* Your assignment *
Write the data out again, matching every line exactly.

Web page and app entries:
*** Begin section ***
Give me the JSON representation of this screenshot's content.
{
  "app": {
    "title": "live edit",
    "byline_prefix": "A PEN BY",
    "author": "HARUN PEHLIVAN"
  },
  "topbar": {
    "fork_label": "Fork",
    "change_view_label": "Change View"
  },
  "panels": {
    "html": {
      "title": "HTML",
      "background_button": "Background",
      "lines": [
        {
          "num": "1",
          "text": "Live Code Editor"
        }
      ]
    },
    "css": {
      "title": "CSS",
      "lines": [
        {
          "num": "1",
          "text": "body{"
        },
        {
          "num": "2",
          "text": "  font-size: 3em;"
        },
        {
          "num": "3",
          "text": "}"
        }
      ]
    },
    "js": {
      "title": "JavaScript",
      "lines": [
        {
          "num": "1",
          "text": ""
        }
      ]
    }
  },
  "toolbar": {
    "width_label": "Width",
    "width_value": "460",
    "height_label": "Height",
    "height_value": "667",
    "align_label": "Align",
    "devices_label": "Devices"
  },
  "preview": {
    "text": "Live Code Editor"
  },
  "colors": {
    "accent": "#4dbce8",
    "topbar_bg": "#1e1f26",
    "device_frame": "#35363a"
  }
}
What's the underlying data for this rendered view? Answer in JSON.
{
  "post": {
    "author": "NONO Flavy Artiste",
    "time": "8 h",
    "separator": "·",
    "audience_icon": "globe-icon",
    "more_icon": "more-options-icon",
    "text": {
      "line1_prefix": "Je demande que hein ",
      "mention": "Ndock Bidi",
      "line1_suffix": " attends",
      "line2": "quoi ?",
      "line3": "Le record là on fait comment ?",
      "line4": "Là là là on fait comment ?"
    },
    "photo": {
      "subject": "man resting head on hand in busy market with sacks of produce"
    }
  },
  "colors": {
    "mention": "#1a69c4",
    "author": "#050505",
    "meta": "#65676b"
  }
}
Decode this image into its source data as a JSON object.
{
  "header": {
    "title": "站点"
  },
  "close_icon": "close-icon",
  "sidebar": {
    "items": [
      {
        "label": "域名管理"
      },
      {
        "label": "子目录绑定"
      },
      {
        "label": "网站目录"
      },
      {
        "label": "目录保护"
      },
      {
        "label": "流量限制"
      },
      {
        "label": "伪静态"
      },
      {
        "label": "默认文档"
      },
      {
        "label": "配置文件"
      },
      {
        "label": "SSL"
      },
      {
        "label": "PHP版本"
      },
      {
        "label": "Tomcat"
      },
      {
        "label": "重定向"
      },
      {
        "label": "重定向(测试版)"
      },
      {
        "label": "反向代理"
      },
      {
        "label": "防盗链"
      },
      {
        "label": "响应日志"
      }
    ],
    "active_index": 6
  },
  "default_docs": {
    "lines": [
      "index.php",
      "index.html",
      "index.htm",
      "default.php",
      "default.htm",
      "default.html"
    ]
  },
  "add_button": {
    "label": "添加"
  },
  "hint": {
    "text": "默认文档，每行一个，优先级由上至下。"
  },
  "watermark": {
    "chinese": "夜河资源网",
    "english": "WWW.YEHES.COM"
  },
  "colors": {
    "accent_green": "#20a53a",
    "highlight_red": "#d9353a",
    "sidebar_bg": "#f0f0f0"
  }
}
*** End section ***
* Written answer *
Give me the JSON representation of this screenshot's content.
{
  "app": {
    "title": "live edit",
    "byline_prefix": "A PEN BY",
    "author": "HARUN PEHLIVAN"
  },
  "topbar": {
    "fork_label": "Fork",
    "change_view_label": "Change View"
  },
  "panels": {
    "html": {
      "title": "HTML",
      "background_button": "Background",
      "lines": [
        {
          "num": "1",
          "text": "Live Code Editor"
        }
      ]
    },
    "css": {
      "title": "CSS",
      "lines": [
        {
          "num": "1",
          "text": "body{"
        },
        {
          "num": "2",
          "text": "  font-size: 3em;"
        },
        {
          "num": "3",
          "text": "}"
        }
      ]
    },
    "js": {
      "title": "JavaScript",
      "lines": [
        {
          "num": "1",
          "text": ""
        }
      ]
    }
  },
  "toolbar": {
    "width_label": "Width",
    "width_value": "460",
    "height_label": "Height",
    "height_value": "667",
    "align_label": "Align",
    "devices_label": "Devices"
  },
  "preview": {
    "text": "Live Code Editor"
  },
  "colors": {
    "accent": "#4dbce8",
    "topbar_bg": "#1e1f26",
    "device_frame": "#35363a"
  }
}
What's the underlying data for this rendered view? Answer in JSON.
{
  "post": {
    "author": "NONO Flavy Artiste",
    "time": "8 h",
    "separator": "·",
    "audience_icon": "globe-icon",
    "more_icon": "more-options-icon",
    "text": {
      "line1_prefix": "Je demande que hein ",
      "mention": "Ndock Bidi",
      "line1_suffix": " attends",
      "line2": "quoi ?",
      "line3": "Le record là on fait comment ?",
      "line4": "Là là là on fait comment ?"
    },
    "photo": {
      "subject": "man resting head on hand in busy market with sacks of produce"
    }
  },
  "colors": {
    "mention": "#1a69c4",
    "author": "#050505",
    "meta": "#65676b"
  }
}
Decode this image into its source data as a JSON object.
{
  "header": {
    "title": "站点"
  },
  "close_icon": "close-icon",
  "sidebar": {
    "items": [
      {
        "label": "域名管理"
      },
      {
        "label": "子目录绑定"
      },
      {
        "label": "网站目录"
      },
      {
        "label": "目录保护"
      },
      {
        "label": "流量限制"
      },
      {
        "label": "伪静态"
      },
      {
        "label": "默认文档"
      },
      {
        "label": "配置文件"
      },
      {
        "label": "SSL"
      },
      {
        "label": "PHP版本"
      },
      {
        "label": "Tomcat"
      },
      {
        "label": "重定向"
      },
      {
        "label": "重定向(测试版)"
      },
      {
        "label": "反向代理"
      },
      {
        "label": "防盗链"
      },
      {
        "label": "响应日志"
      }
    ],
    "active_index": 6
  },
  "default_docs": {
    "lines": [
      "index.php",
      "index.html",
      "index.htm",
      "default.php",
      "default.htm",
      "default.html"
    ]
  },
  "add_button": {
    "label": "添加"
  },
  "hint": {
    "text": "默认文档，每行一个，优先级由上至下。"
  },
  "watermark": {
    "chinese": "夜河资源网",
    "english": "WWW.YEHES.COM"
  },
  "colors": {
    "accent_green": "#20a53a",
    "highlight_red": "#d9353a",
    "sidebar_bg": "#f0f0f0"
  }
}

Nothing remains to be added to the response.